Korea won, 10-2. Shin-Soo Choo homered and had 3 RBI, Tae Kyun Kim homered, had 2 RBI and 2 hits and scored 3 runs, and Hyun-Soo Kim went 3-for-3 with a walk and a double. Suk-Min Yoon pitched into the 7th, allowing 2 runs for Korea while Venezuela’s Carlos Silva didn’t make it out of the 2nd, giving up 7 runs. Venezuela made 5 errors in the game, including a costly dropped fly ball by Bobby Abreu in the first inning.
Japan won, 9-4. Daisuke Matsuzaka pitched into the 5th and allowed 2 runs while Japan had a big 4th inning against Roy Oswalt, scoring 5 runs. Overall, 4 of Japan’s 9 runs were unearned due to errors by the United States. Three players had a pair of hits for Japan (Hiroyuki Nakajima, Michihiro Ogasawara and Munenori Kawasaki) while Nakajima and Kenji Johjima had 2 RBI apiece. Brian Roberts led off the game with a home run and Jimmy Rollins went 4-for-4 for the United States.
Japan won, 5-3 in 10 innings. Ichiro Suzuki’s 2-out, 2-strike, 2-run single in the 10th gave Japan the lead after Bum Ho Lee tied it in the bottom of the 9th with a 2-out single for Korea. Ichiro went 4-for-6 and Seiichi Uchikawa had 3 hits and 2 RBI. Shin-Soo Choo homered for Korea. Japan’s Hisashi Iwakuma pitched late into the 8th inning, allowing 2 runs, 4 hits, 2 walks with 6 strikeouts. Though Yu Darvish gave up the tying run in the 9th, 5 of the 6 outs he had were via strikeout. Jung Keun Bong got into trouble early but only allowed an unearned run in 4 innings for Korea.
The crowds, especially Korea’s fans, were great. In the last few years Korea has surprised a lot of people by becoming an international baseball power, highlighted by a trip to the WBC semis in 2006 and a gold medal at the 2008 Olympics in Beijing. Much has been made of the growing rivalry between Korea and Japan and that along with the drama of late-inning rallies in the championship game made for as amazing an experience as you can hope for, even if those teams had nothing to do with my favorite MLB team. At that stage, it’s special just to be there and be a part of that atmosphere. When Korea tied the game, their fans were elated while Japan’s were nearly heartbroken. Then when Ichiro came through with the go-ahead runs, the moods were flipped around with one swing of the bat.

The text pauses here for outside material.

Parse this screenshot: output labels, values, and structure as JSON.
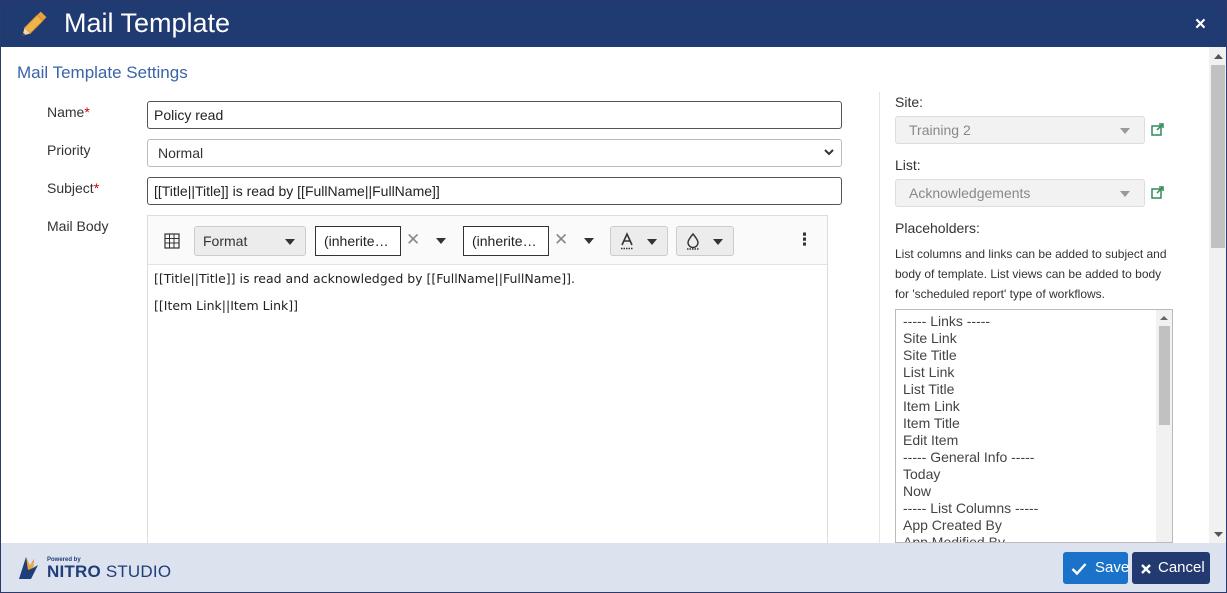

Before going to Los Angeles I bought a new lens for my camera, a Nikon 70-200mm one that gets to f2.8. I was a little concerned I’d run into trouble bringing that monster into the stadium but it aside from opening the bag for it the thing didn’t get a second glance. For the first time using it, I felt very comfortable. It’s heavy but it’s a top-line lens and it worked very well. When I do minor league games and I’m a little closer than I was at the WBC, I’m sure I’ll get some excellent results.
Oh, I guess adding the D3 after getting back home won’t hurt either. THAT thing is nice.
In addition to those game galleries, I’ve also got a few more for fan shots and stadium photos. It’s all here: